Are you a little lost?

Hi there! My name is Hanna, and lately, I’ve been feeling a bit lost. Quite a bit lost. Can you relate? In fact, getting older hasn’t helped much. I seem to feel more and more like a wanderer.

Right out of high school, I went into college not quite knowing what my major would be, so I blended three of them. Upon graduating, I didn’t know what career field to jump into between teaching, business, or government, so I applied to a Master’s program. Upon being accepted, I bought an extra two years of safety in schooling. It was nice to know, “Here I am. Here’s where I’m going. I’m in school, I’m going to get a degree and for the next 2-4 years, I don’t really have to think about other things.” I graduated with a Master’s degree in French Language and Literature. This is the degree you get when you are considering teaching, and generally teaching at the upper levels. Are you surprised to find out I didn’t end up doing that?

I hesitate to continue this introduction, because I’m feeling a bit vulnerable. Perhaps you as a reader may be thinking, “Oh wow, six years of college? Poor you.” I’m not complaining about my education, I value it! I love the content of the things I studied. I just didn’t know what that would look like as a career trajectory.

After graduating, I worked as a bilingual credit specialist, meaning I made companies pay their late bills – and sometimes I did it in French. Talk about imposter syndrome (we’ll get into that later). One year later, I decided to take the plunge into teaching! I taught Kindergarten, French immersion for 2 years.

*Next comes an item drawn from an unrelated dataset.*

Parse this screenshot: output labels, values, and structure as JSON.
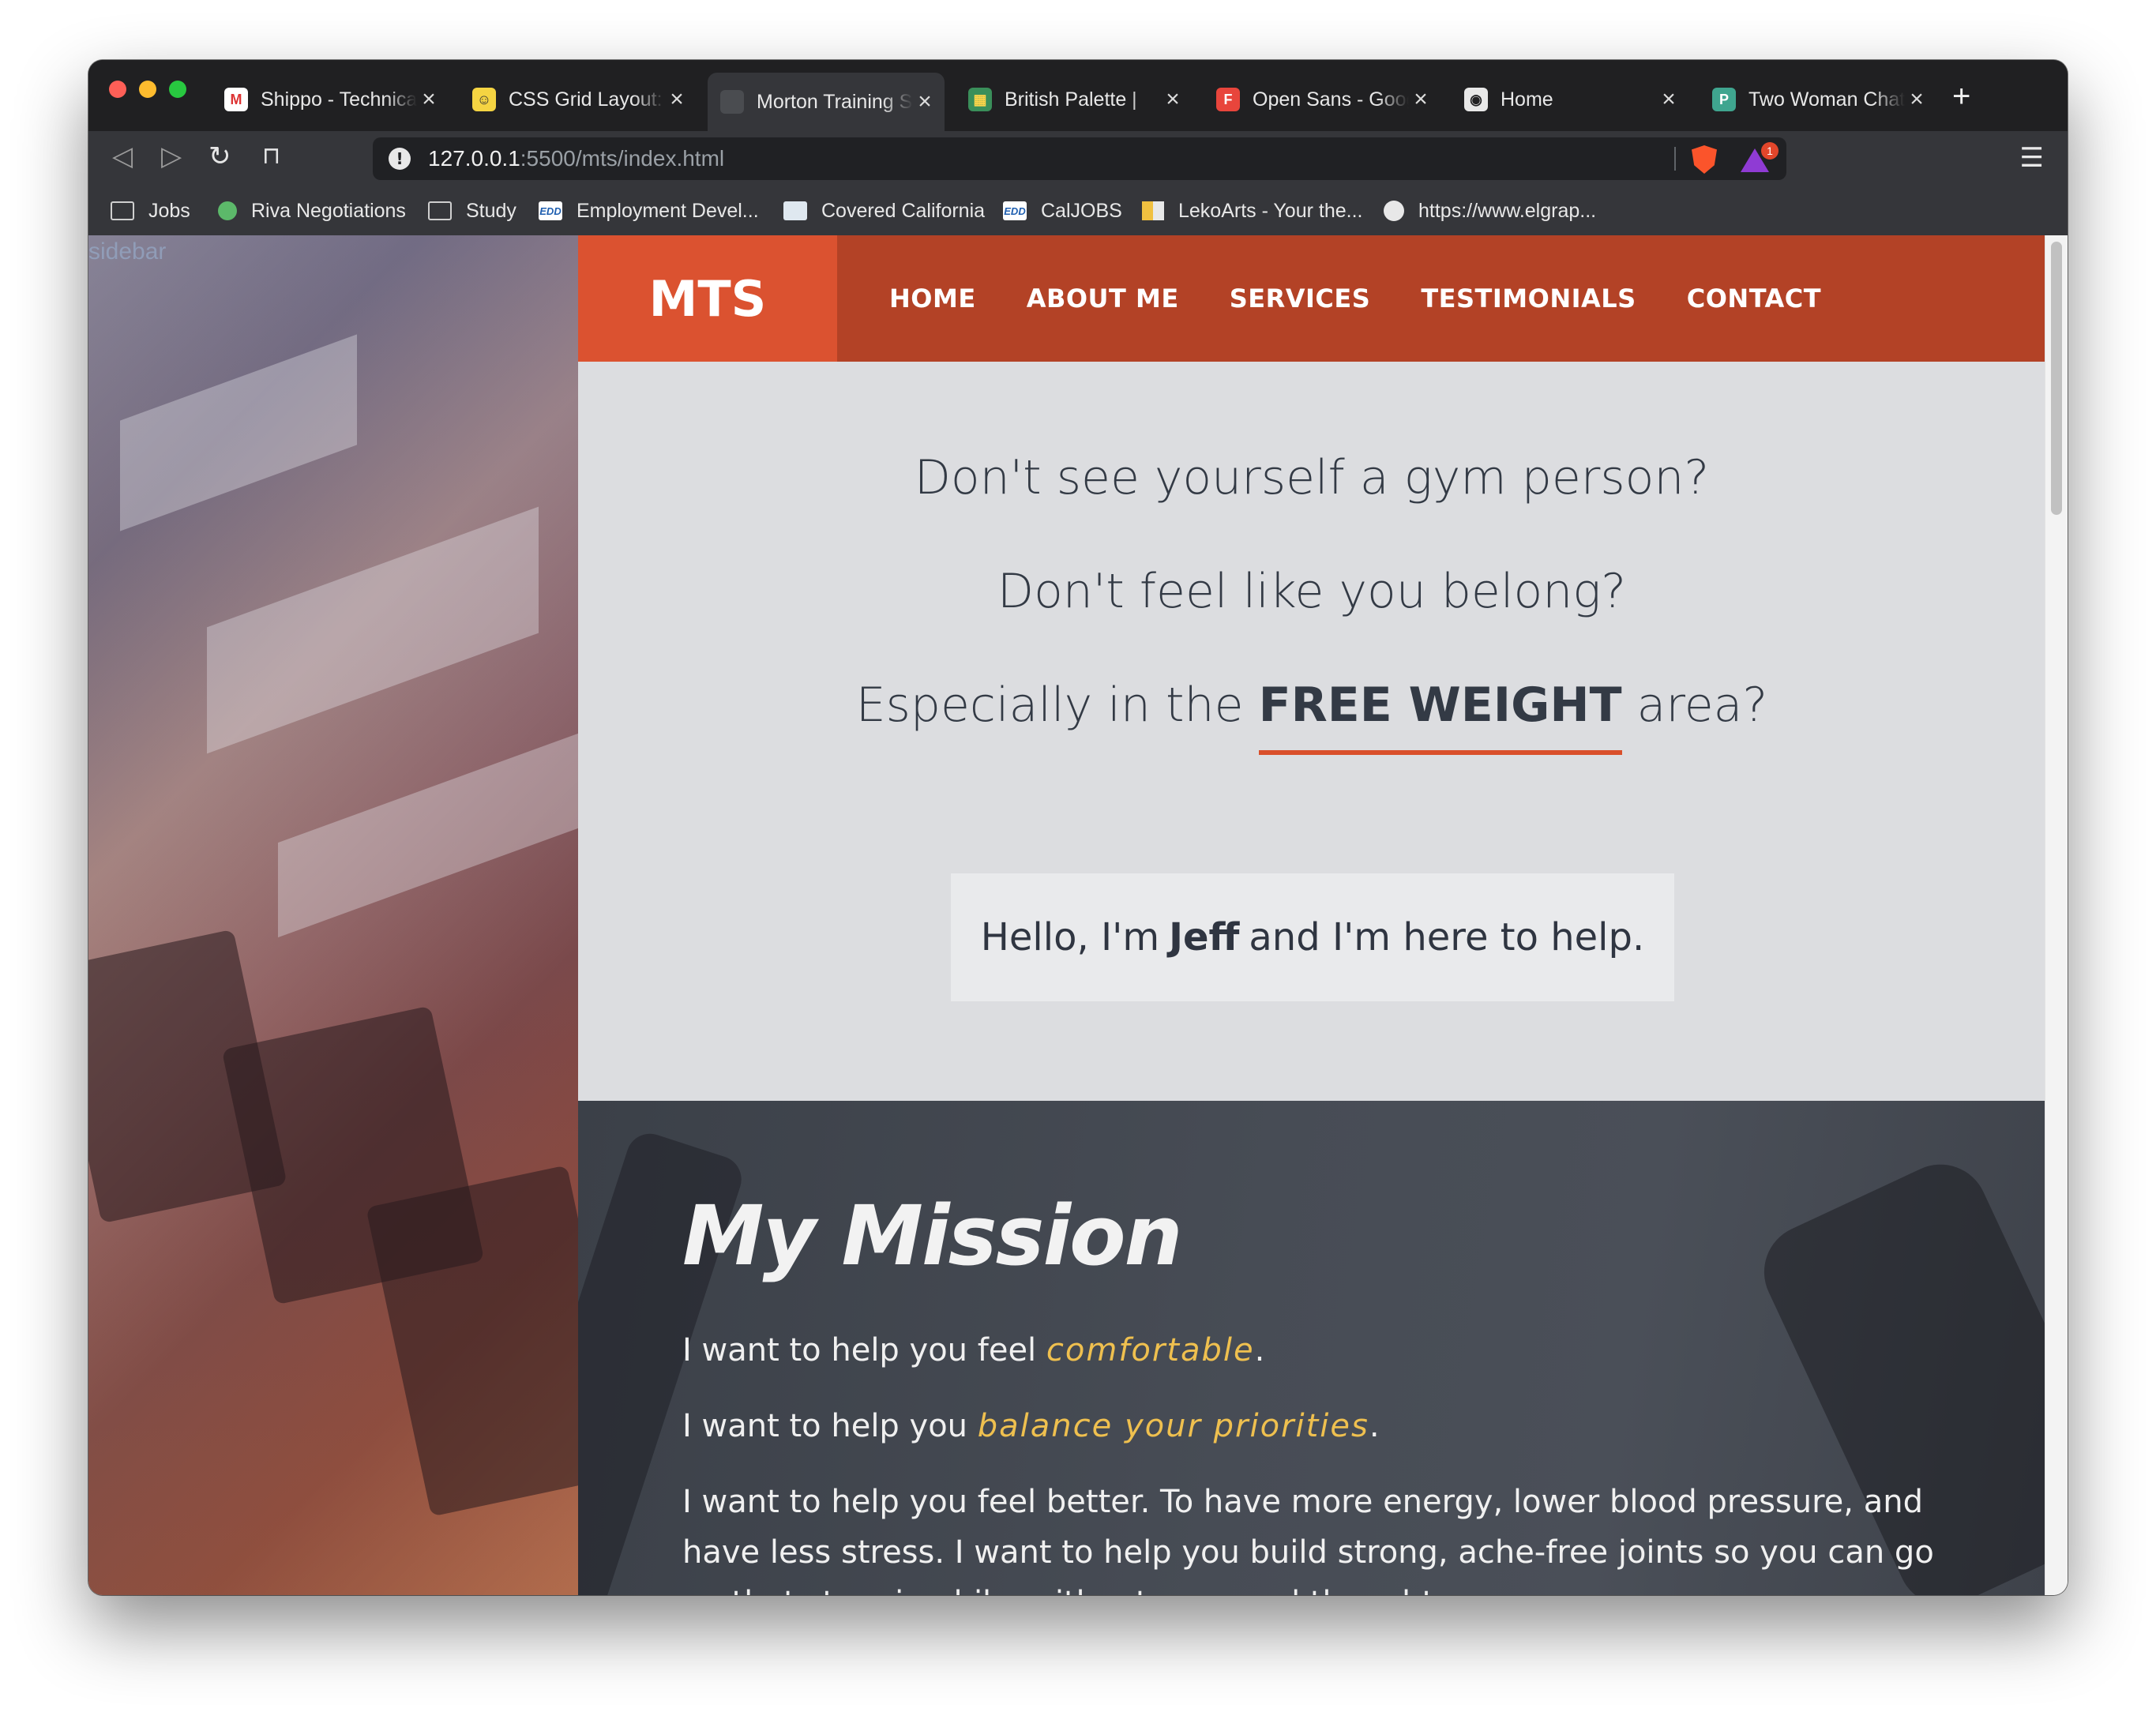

This is where the real wandering begins. My husband and I decided to take a chance on travel nursing. He would get 13 week contracts at various hospitals, and I would teach online with VIPKid. We missed our home and family, I missed the Kindergartners and stability of the classroom. We traveled for a year and came back. I thought I had been found! Yay! Back in the classroom! This is where I belong.

Then again, maybe not. One more year of Kindergarten, and the first 4 or 5 months I was utterly exhausted, super stressed, and dreaded the day. The days are so long in Kindergarten. I went from complete freedom, going wherever I wanted to go and any time, back into the classroom regimen – Monday through Friday 8-4.

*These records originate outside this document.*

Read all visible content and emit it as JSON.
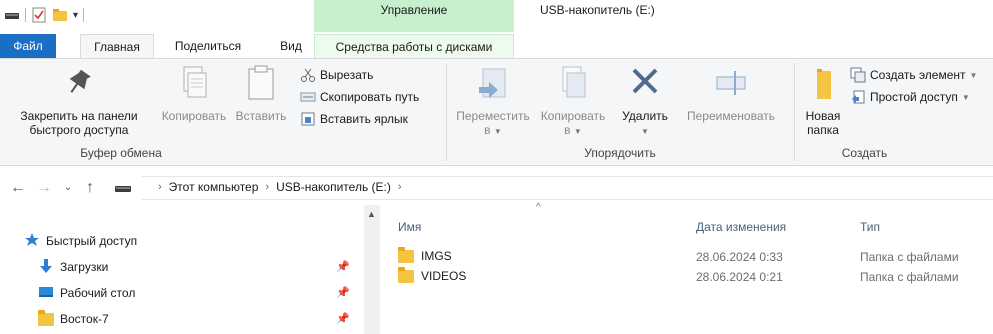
{
  "titlebar": {
    "context_label": "Управление",
    "title": "USB-накопитель (E:)",
    "qat_dropdown": "▾"
  },
  "tabs": {
    "file": "Файл",
    "home": "Главная",
    "share": "Поделиться",
    "view": "Вид",
    "disk_tools": "Средства работы с дисками"
  },
  "ribbon": {
    "clipboard": {
      "pin_label_1": "Закрепить на панели",
      "pin_label_2": "быстрого доступа",
      "copy": "Копировать",
      "paste": "Вставить",
      "cut": "Вырезать",
      "copy_path": "Скопировать путь",
      "paste_shortcut": "Вставить ярлык",
      "group_label": "Буфер обмена"
    },
    "organize": {
      "move_1": "Переместить",
      "move_2": "в",
      "copy_1": "Копировать",
      "copy_2": "в",
      "delete": "Удалить",
      "rename": "Переименовать",
      "group_label": "Упорядочить"
    },
    "create": {
      "new_folder_1": "Новая",
      "new_folder_2": "папка",
      "new_item": "Создать элемент",
      "easy_access": "Простой доступ",
      "group_label": "Создать"
    }
  },
  "address": {
    "crumbs": [
      "Этот компьютер",
      "USB-накопитель (E:)"
    ]
  },
  "navpane": {
    "items": [
      {
        "label": "Быстрый доступ",
        "icon": "star-icon"
      },
      {
        "label": "Загрузки",
        "icon": "download-icon"
      },
      {
        "label": "Рабочий стол",
        "icon": "desktop-icon"
      },
      {
        "label": "Восток-7",
        "icon": "folder-icon"
      }
    ]
  },
  "content": {
    "columns": {
      "name": "Имя",
      "date": "Дата изменения",
      "type": "Тип"
    },
    "rows": [
      {
        "name": "IMGS",
        "date": "28.06.2024 0:33",
        "type": "Папка с файлами"
      },
      {
        "name": "VIDEOS",
        "date": "28.06.2024 0:21",
        "type": "Папка с файлами"
      }
    ]
  },
  "colors": {
    "accent": "#1a6fc4",
    "context_tab": "#c6efce",
    "folder": "#f5c342"
  }
}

I’m a little embarrassed writing down the changes year over year. How can anyone respect a person who changes her mind every 1-2 years? Am I the only one who is so lost? I love kids and I love teaching, but maybe not for 7 hours a day, five days a week, with a combined total of 50-60 students (AM and PM classes). I look around at my colleagues on our Zoom meetings and wonder, “Am I the only one here who’s kind of enjoying these quiet moments of remote teaching?”

So, here I am on the internet with binoculars on gazing around to see if anyone else can relate. My hope is with this blog, we’ll be able to journey through being lost & being found together.


Much Love,

Hanna